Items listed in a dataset
====

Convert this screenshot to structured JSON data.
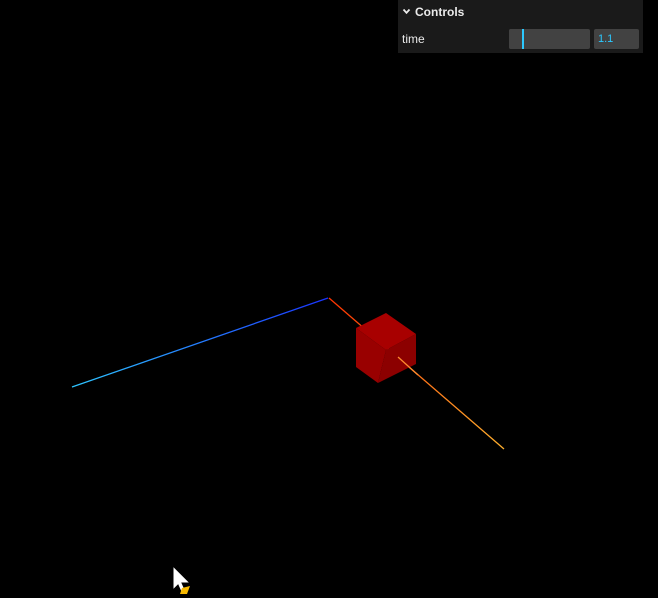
{
  "controls": {
    "title": "Controls",
    "time": {
      "label": "time",
      "value": "1.1",
      "min": 0,
      "max": 10,
      "fraction": 0.17
    }
  },
  "scene": {
    "axis_colors": {
      "x_pos": "#ff9a2e",
      "x_neg": "#ff3300",
      "y_pos": "#b8e020",
      "y_neg": "#33ff00",
      "z_pos": "#2ea6ff",
      "z_neg": "#1a33ff"
    },
    "cube_color": "#990000",
    "cube_shade_dark": "#7a0000",
    "cube_shade_light": "#a80000"
  },
  "icons": {
    "chevron": "chevron-down-icon",
    "cursor": "mouse-cursor-icon"
  }
}
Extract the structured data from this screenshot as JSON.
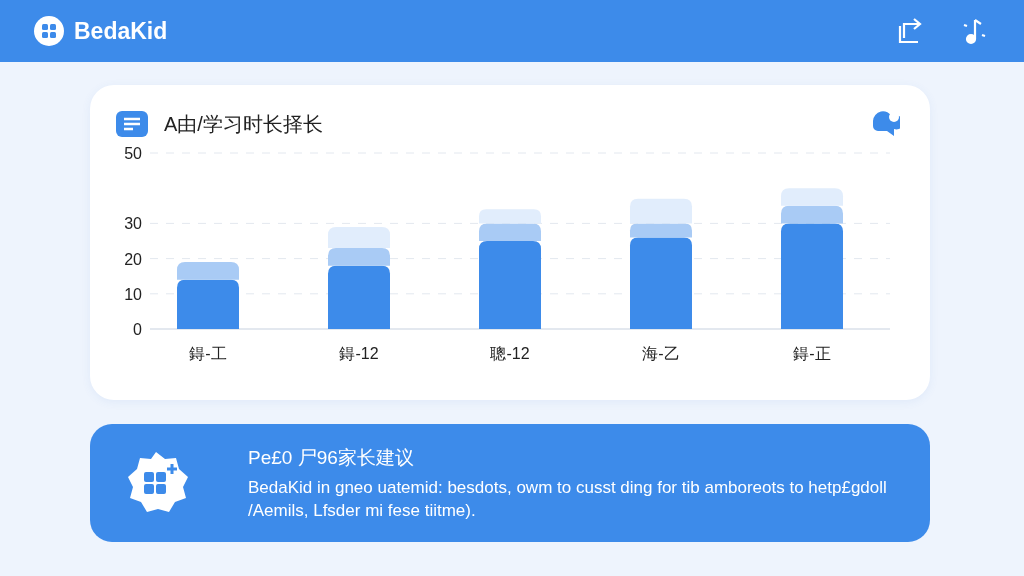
{
  "header": {
    "app_name": "BedaKid"
  },
  "chart_card": {
    "title": "A由/学习时长择长",
    "chart_data": {
      "type": "bar",
      "stacked": true,
      "grid": true,
      "categories": [
        "鍀-工",
        "鍀-12",
        "聰-12",
        "海-乙",
        "鍀-正"
      ],
      "series": [
        {
          "color": "#3d8bea",
          "values": [
            14,
            18,
            25,
            26,
            30
          ]
        },
        {
          "color": "#a9cbf5",
          "values": [
            5,
            5,
            5,
            4,
            5
          ]
        },
        {
          "color": "#e1edfc",
          "values": [
            null,
            6,
            4,
            7,
            5
          ]
        }
      ],
      "ylim": [
        0,
        50
      ],
      "yticks": [
        0,
        10,
        20,
        30,
        50
      ]
    }
  },
  "tip_card": {
    "title": "Pe£0 尸96家长建议",
    "body": "BedaKid in gneo uatemid: besdots, owm to cusst ding for tib amboreots to hetp£gdoll /Aemils, Lfsder mi fese tiitme)."
  }
}
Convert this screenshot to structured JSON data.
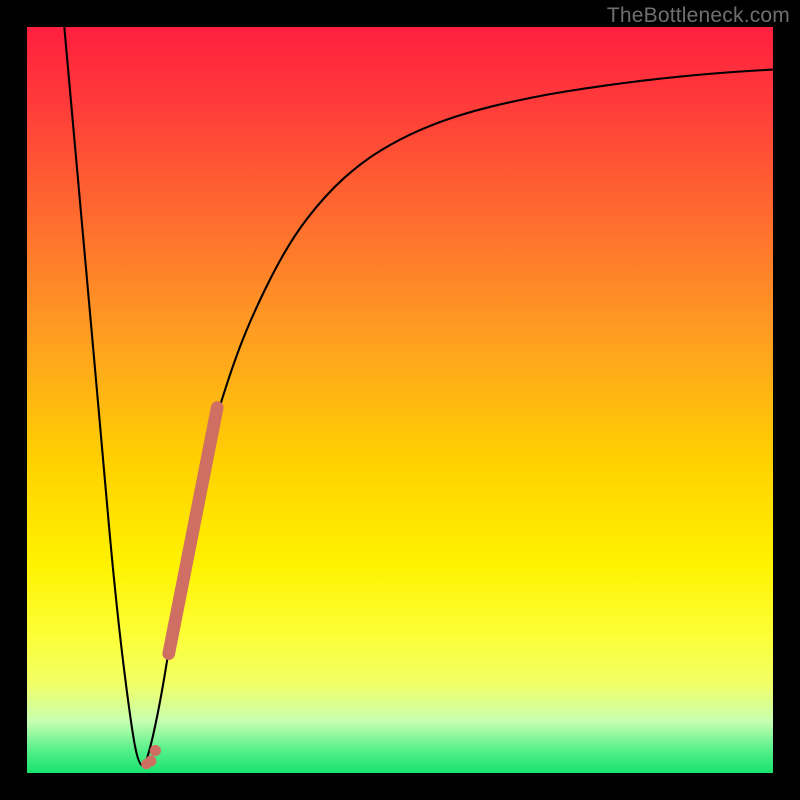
{
  "watermark": "TheBottleneck.com",
  "chart_data": {
    "type": "line",
    "title": "",
    "xlabel": "",
    "ylabel": "",
    "xlim": [
      0,
      100
    ],
    "ylim": [
      0,
      100
    ],
    "grid": false,
    "series": [
      {
        "name": "curve",
        "color": "#000000",
        "x": [
          5,
          8,
          10,
          12,
          14,
          15,
          16,
          18,
          20,
          22,
          24,
          27,
          30,
          35,
          40,
          45,
          50,
          55,
          60,
          65,
          70,
          75,
          80,
          85,
          90,
          95,
          100
        ],
        "y": [
          100,
          67,
          44,
          22,
          6,
          1,
          1,
          10,
          23,
          34,
          43,
          53,
          61,
          71,
          77.5,
          82,
          85,
          87.2,
          88.8,
          90,
          91,
          91.8,
          92.5,
          93.1,
          93.6,
          94,
          94.3
        ]
      },
      {
        "name": "highlight-segment",
        "color": "#cf6f63",
        "x": [
          16.0,
          16.6,
          17.2,
          19,
          24,
          25.5
        ],
        "y": [
          1.2,
          1.6,
          3.0,
          16,
          43,
          49
        ]
      }
    ],
    "background_gradient": {
      "direction": "vertical",
      "stops": [
        {
          "pos": 0.0,
          "color": "#ff1f3f"
        },
        {
          "pos": 0.58,
          "color": "#ffd000"
        },
        {
          "pos": 0.82,
          "color": "#fcff3a"
        },
        {
          "pos": 1.0,
          "color": "#17e46e"
        }
      ]
    }
  }
}
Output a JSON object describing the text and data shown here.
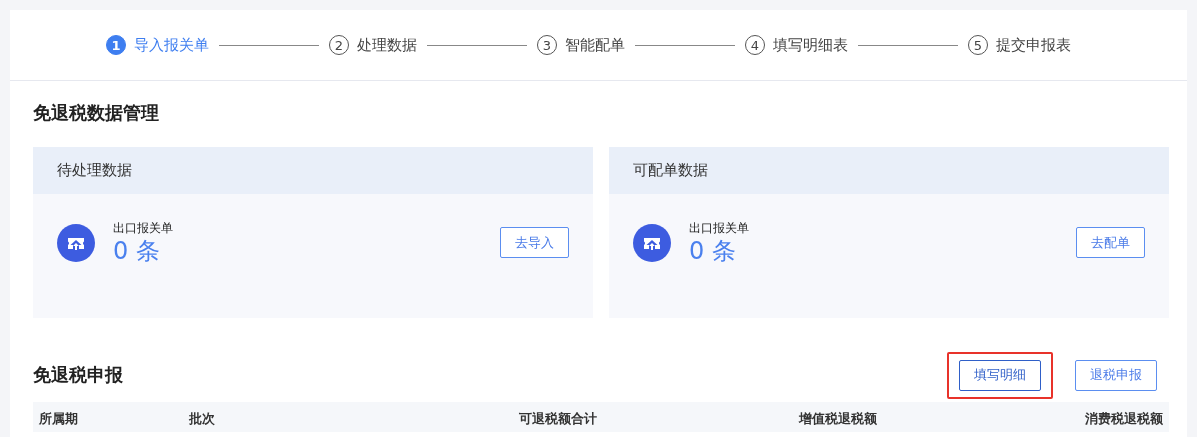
{
  "steps": [
    {
      "number": "1",
      "label": "导入报关单",
      "selected": true
    },
    {
      "number": "2",
      "label": "处理数据",
      "selected": false
    },
    {
      "number": "3",
      "label": "智能配单",
      "selected": false
    },
    {
      "number": "4",
      "label": "填写明细表",
      "selected": false
    },
    {
      "number": "5",
      "label": "提交申报表",
      "selected": false
    }
  ],
  "data_section": {
    "title": "免退税数据管理",
    "cards": [
      {
        "title": "待处理数据",
        "item_label": "出口报关单",
        "count": "0 条",
        "button": "去导入"
      },
      {
        "title": "可配单数据",
        "item_label": "出口报关单",
        "count": "0 条",
        "button": "去配单"
      }
    ]
  },
  "declaration_section": {
    "title": "免退税申报",
    "buttons": [
      {
        "label": "填写明细",
        "highlighted": true
      },
      {
        "label": "退税申报",
        "highlighted": false
      }
    ],
    "table": {
      "columns": [
        "所属期",
        "批次",
        "可退税额合计",
        "增值税退税额",
        "消费税退税额"
      ]
    }
  }
}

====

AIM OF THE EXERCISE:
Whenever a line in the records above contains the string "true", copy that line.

ANSWER:
      "stacked": true,
      "grid": true,
      "selected": true
        "highlighted": true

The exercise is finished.